Over and over with baby A I remind myself of where I am, that the full force of my love is appropriate and matters here, that her turning away is still a long way off.

I allow myself to stay and bask in her steady, pulsing presence. She gives me everything she has, asking only that I do the same. I put in the effort and glow my pink light back to her. My darling, I have nowhere else to be.

I have this (mobile) baby

I’ve had this baby for nine months. Generally it’s been dreamy; we think she’s great. But until now I mostly did what I wanted to do. The secret of being a stay-at-home, I’ve been known to say, is that you get to do whatever you want as long as you bring the cub. All of that changed around the New Year when she went mobile.

Suddenly (a slow, diaper-changing, banana-eating, dog-climbing kind of suddenly) I have to redefine my self-worth by something other than productivity.  All day I’m flooded with ideas: Become a great cook! Cultivate the most productive garden EVER! Write a book or two! Prepare some singer-songwriter sets! Sleep-train the baby!  My mind makes wild, ambitious leaps like it always did. But time moves differently with a baby in the house, and none of these projects are at all realistic.

The truth is, I wasn’t some uber-productive success story before I had A either. I’ve been writing for years now, but all of those words are still tucked safely away on my computer. It’s not that I’m afraid of putting myself out there (says my inner excuse maker), I’m just not done yet. I used to at least work (a lot) on my impossible goals, but lately my ego has started to freak out.

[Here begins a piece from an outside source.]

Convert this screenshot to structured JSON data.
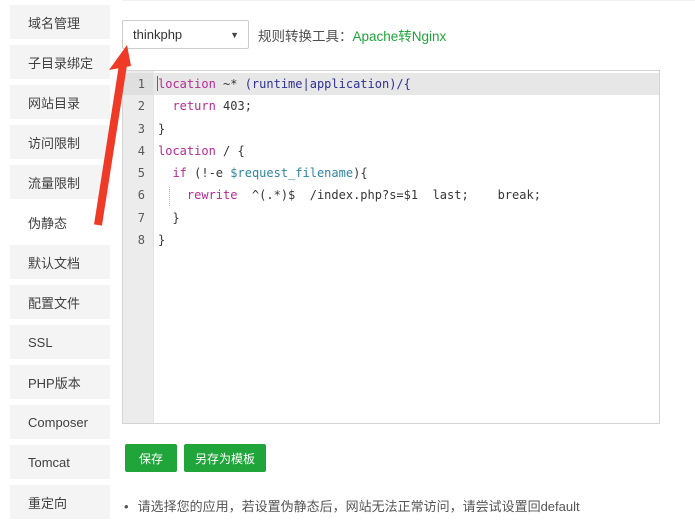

My actual accomplishments this morning include that I have washed at least several dishes, ate eggs, fed A, made and drank (yeah!) a cup of decaf, and continued to unpack the duffles from last week’s trip (day 3 of this project). All this while A pushed the furniture around the house. But I also started this blog, which I’ve been meaning to do for a decade.

Right now, in order to finish this post, I’m allowing A to tear all of my books off of the shelf again, and I’ll intervene only to keep her from eating my favorite ones (not Barry Lopez! not David Sedaris! Here, have a DVD!). This is not the only place where my theoretical parenting deviates wildly from my actual parenting (i.e. sleep).

My only explanation for my unprecedented burst of exposition, is that while before I thought about starting an online presence, maybe even wanted to, it wasn’t until today that I needed to. Because today, amidst the squirrel games, the need to dump my brain took precedence over the safety of privately and endlessly preparing my thoughts. For better or worse, allowing my words out into the world is one small but important goal that I can actually get somewhere on right now – even though nap time never lasts as long as I wish it did.

My kid needs love and care, but so much more. I want to be the first of many to teach her that effort makes a difference. I want her to grow up knowing that each of us has the power to make our community more whole and beautiful through conversations that matter, and that what we do is not half as important as who we are. I can’t raise her to be more than I am.

This essay will post at the end of the week, whatever state it is in. I no longer have time, or the necessary brain power (mom brain, it’s real), to agonize much over the details. I have just enough time to say what I have to say and move on. I still imagine that I will come back and agonize over every word, but I probably wont.

That’s all for now; she’s awake.